Advocating Truth about Alcoholics Anonymous History and the A.A. Fellowship
© 2013 Anonymous. All rights reserved
• I have a dream – a plan that will challenge us all, glorify God, serve others, and stop a recognizable, secular flow toward idolatry, half-truth, myths, and shop-worn failures.
1. In the simplest form, recovered Christian recovery leaders and workers will learn the elements that made recovery with God’s help effective, permanent, and worthy of our efforts.
2. In a sense, we can unite in the idea that recovery—albeit A.A., Twelve Steps, or Christian fellowships and programs—needs an historical overhaul and return to four founding ideas: (a) We don’t drink or use no matter what. (b) We need God’s help to resist the drugs, resist the devil, resist temptation, and seek the power which He alone makes available. (c) Without more knowledge about God, His Son, and His Word, we will have little assurance of progress and truth. (d) The end product of our efforts is our own dedication to helping those who still suffer.
In brief, (a) Quit for good. (b) Look only to God. (c) Humbly learn. (d) Help others.
3. We can and should draw on the ample supply of present-day official literature that supports and always has supported reliance on God. We’ll give examples.
4. We can and should memorize in simplest form the facts about how the early AAs did exactly what we have described and where we can find those facts. We’ll point to a pamphlet, a First Edition of the Big Book, a summary of today’s language, and the evidence in two of our books which draw on DR. BOB and the Good Old-timers, the 4th edition of the Big Book, the Personal stories of the pioneers, and long recognized and successful First Century Christianity practices underlying our founding.
Ken and I, primarily as reporters and content providers, have several specific approaches we would like to have you consider.
1. Begin thinking of ourselves as a Fellowship of workers for truth about recovery
2. Work regionally to meet, network, encourage, inform, and promote growth
3. Launch a new focus on short, structured, instructed, informative beginners groups
4. Use your own programs, talents, ideas, resources, and experience to work with us at the

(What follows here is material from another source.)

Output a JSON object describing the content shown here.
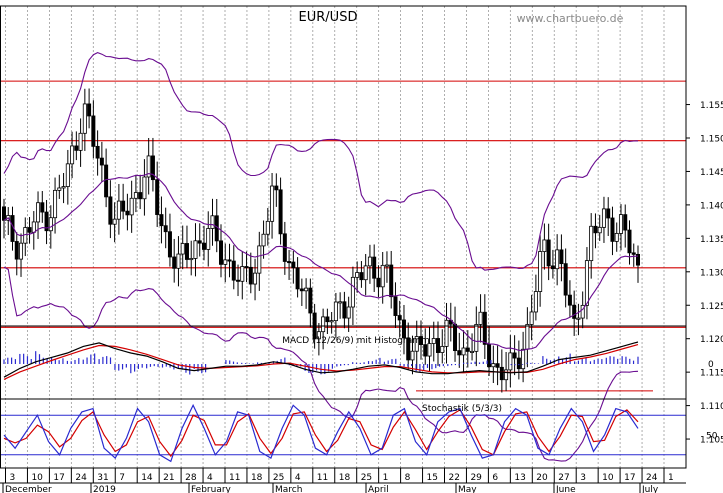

5. Develop appealing and attracting presentation methods with the following: (a) Short classes. (b) Short audios. (c) Short videos. (d) Short plays. (e) Short radio programs. (f) (g) Short YouTubes, (h) Simple pamphlets for free distribution. (i) Workshops and conferences if needed. (j) Dedicated speakers. (k) Specified Fellowship meetings that resemble present-day study groups, prayer groups, Bible groups, Conference-approved literature groups, Eleventh Step groups, Origins and roots groups, and Big Book—Sponsor, History, Spiritual, Bible, Step groups. (l) Purposeful blogs, forums, Facebook, Twitter, chats, area seminars and webinars.
6. Stress tolerance of diversity rather than inclusiveness that seeks to reduce ideas to levels of mediocrity, compromise, and rigidity.
Four resources that pave the way:
The Co-Founders of Alcoholics Anonymous: Biographical Sketches Their Last Major Talks
Alcoholics Anonymous “The Big Book” The Original 1939 Edition: Bill W. With a New Introduction by Dick B. (Mineola, NY: Dover Publications, Inc., 2011)
Stick with the Winners! http://mcaf.ee/s50mq (Available in paperback and Kindle formats through Amazon.com)
Pioneer Stories in Alcoholics Anonymous http://mcaf.ee/gj7iw (Available in paperback and Kindle formats through Amazon.com
Contact Dick B., 808 874 4876; firstname.lastname@example.org